TO DO: Which lines below contain the word "value"? Copy each of them.

RECORDS FOR THE EXERCISE:
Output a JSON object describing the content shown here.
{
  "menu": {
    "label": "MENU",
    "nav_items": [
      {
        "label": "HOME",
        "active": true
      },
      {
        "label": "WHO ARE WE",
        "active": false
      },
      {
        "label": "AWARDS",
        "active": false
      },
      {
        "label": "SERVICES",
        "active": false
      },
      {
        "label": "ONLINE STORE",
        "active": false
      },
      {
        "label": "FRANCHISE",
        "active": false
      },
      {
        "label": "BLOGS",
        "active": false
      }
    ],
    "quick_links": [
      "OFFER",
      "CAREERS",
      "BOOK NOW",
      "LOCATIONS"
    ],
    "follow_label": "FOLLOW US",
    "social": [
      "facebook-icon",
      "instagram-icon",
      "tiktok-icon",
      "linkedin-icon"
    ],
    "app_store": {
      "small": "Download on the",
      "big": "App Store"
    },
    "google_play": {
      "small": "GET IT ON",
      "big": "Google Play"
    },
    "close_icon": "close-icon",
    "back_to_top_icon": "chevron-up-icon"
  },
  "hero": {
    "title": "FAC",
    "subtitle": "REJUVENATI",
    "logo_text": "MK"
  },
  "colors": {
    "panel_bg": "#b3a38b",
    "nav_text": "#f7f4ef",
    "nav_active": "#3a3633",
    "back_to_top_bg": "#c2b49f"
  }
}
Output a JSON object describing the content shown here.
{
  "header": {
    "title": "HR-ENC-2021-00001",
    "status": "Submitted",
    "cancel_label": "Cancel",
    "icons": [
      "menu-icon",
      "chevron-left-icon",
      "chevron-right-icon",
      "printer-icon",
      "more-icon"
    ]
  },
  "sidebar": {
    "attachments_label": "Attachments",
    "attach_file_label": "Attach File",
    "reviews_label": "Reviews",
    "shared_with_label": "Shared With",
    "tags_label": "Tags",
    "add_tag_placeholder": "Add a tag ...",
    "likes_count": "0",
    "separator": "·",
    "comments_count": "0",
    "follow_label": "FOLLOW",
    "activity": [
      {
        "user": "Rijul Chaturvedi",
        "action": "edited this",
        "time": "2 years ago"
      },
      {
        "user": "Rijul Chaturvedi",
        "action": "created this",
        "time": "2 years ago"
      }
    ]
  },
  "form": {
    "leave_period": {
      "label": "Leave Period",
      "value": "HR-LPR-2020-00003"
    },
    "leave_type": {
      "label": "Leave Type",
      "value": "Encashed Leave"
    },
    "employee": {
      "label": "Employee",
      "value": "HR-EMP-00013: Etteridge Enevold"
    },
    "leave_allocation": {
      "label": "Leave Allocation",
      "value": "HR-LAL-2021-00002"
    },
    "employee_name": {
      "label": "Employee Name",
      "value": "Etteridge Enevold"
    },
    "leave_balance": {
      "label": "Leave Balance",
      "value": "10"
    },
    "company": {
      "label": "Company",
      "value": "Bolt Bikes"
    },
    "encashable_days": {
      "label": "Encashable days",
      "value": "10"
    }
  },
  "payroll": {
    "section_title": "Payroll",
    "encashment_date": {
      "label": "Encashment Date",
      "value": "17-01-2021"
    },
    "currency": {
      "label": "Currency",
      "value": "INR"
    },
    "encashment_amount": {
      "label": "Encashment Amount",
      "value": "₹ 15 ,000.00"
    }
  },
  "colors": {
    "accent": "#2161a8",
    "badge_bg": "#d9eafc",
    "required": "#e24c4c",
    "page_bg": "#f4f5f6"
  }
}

ANSWER TO THIS TASK:
      "value": "HR-LPR-2020-00003"
      "value": "Encashed Leave"
      "value": "HR-EMP-00013: Etteridge Enevold"
      "value": "HR-LAL-2021-00002"
      "value": "Etteridge Enevold"
      "value": "10"
      "value": "Bolt Bikes"
      "value": "10"
      "value": "17-01-2021"
      "value": "INR"
      "value": "₹ 15 ,000.00"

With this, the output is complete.